The natural math of macroeconomics is the elementary math of national accounting. Fact of the matter is that Keynes, Post Keynesians and MMT got it provable wrong.#2

Keynes’s two-liner is simply false: “Income = value of output = consumption + investment. Saving = income - consumption. Therefore saving = investment.” (GT, p. 63)

Neither pro- nor anti-Keynesians have realized in 80+ years that the two-liner is false according to the natural mathematics of accounting.#3 The snag is that stupid people do not understand the unassailable mathematical proof of their stupidity and this is why IS-LM and MMT and Post Keynesianism and Krugman and Jason Smith and all the other half-wits are still around.

Scientific self-governance or what has been reintroduced by Paul Romer as Feynman integrity simply does not work in economics. Economics is since 140+ years a cargo cult science and orthodox mathiness and heterodox antimath is only the most conspicuous symptom.

Egmont Kakarot-Handtke

#1 See ‘IS-LM ― a crash course for EconoPhysicists’

#2 See ‘Where MMT got macro wrong

#3 See ‘The Common Error of Common Sense: An Essential Rectification of the Accounting Approach’

Brian Romanchuk said...


I have no problem with first-order conditions, the issue is "first-order conditions." if you cannot see the distinction, even after I illustrated it in plain English -- with a simple example -- you are not exactly broadcasting your expertise.

Have a nice day,
Brian R

Brian Romanchuk said...

E. K.-H.,

National accounting is the one thing that all schools of thought (roughly) agree on. If you have a different theory, and everyone looks at it and tells you are wrong, then perhaps you missed something. I read one of your articles, wrote a response on my site. I have forgotten what I said then; if you wish, write a comment on my blog that responds to my take. In other words, I am not going to go through your logic from scratch again.

I am not particularly a fan of utility, so I am not going to argue about that.

AXEC / E.K-H said...

Brian Romanchuk

So, we agree on these concrete results:

• The statement ‘MMT has no math’ is false.

• Every economic phenomenon has its natural math.

• The natural math of macro/MMT is accounting.

• MMT got the elementary math of accounting provable wrong.

• The error/mistake is the same as with Keynes.#1

• The problem of MMT is NOT mathiness but insufficient math competence.

• Because the formal foundations of MMT are false the whole analytical superstructure of MMT is false.#2

• MMT is refuted according to the scientific criteria of formal/material consistency.

• The further propagation of MMT violates scientific standards.

Egmont Kakarot-Handtke

#1 ‘How Keynes got macro wrong and Allais got it right’

#2 ‘The final implosion of MMT’

Brian Romanchuk said...


Like I said, I am not going to debate your theories here.

AXEC / E.K-H said...

Brian Romanchuk

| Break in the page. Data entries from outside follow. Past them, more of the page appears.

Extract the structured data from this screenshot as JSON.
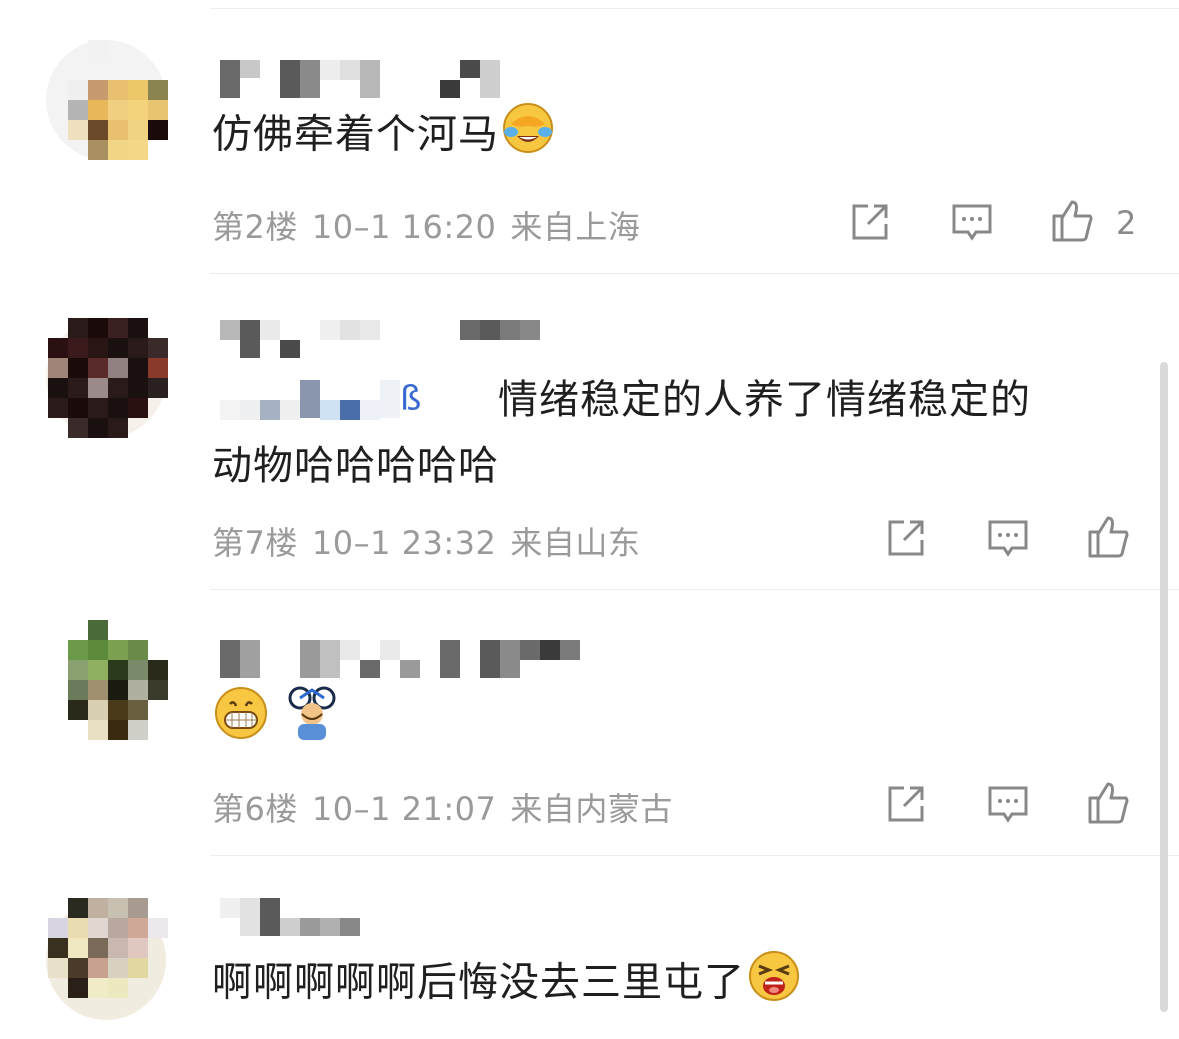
{
  "comments": [
    {
      "text": "仿佛牵着个河马",
      "floor": "第2楼",
      "date": "10–1 16:20",
      "location": "来自上海",
      "likes": "2",
      "emoji": "laugh-cry-facepalm-emoji"
    },
    {
      "text": "情绪稳定的人养了情绪稳定的",
      "text2": "动物哈哈哈哈哈",
      "floor": "第7楼",
      "date": "10–1 23:32",
      "location": "来自山东",
      "likes": ""
    },
    {
      "text": "",
      "floor": "第6楼",
      "date": "10–1 21:07",
      "location": "来自内蒙古",
      "likes": "",
      "emoji": "grin-emoji"
    },
    {
      "text": "啊啊啊啊啊后悔没去三里屯了",
      "emoji": "crying-loud-emoji"
    }
  ],
  "icons": {
    "repost": "repost-icon",
    "comment": "comment-icon",
    "like": "thumbs-up-icon"
  },
  "colors": {
    "text": "#1f1f1f",
    "meta": "#9a9a9a",
    "divider": "#ececec"
  }
}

Thank you for the clarification. All others are invited to proceed to the future of economics. See

True macrofoundations: the reset of economics

or here

Egmont Kakarot-Handtke

Bob said...

I did a search of Brian's blog with the tag "Egmont" and found a single entry: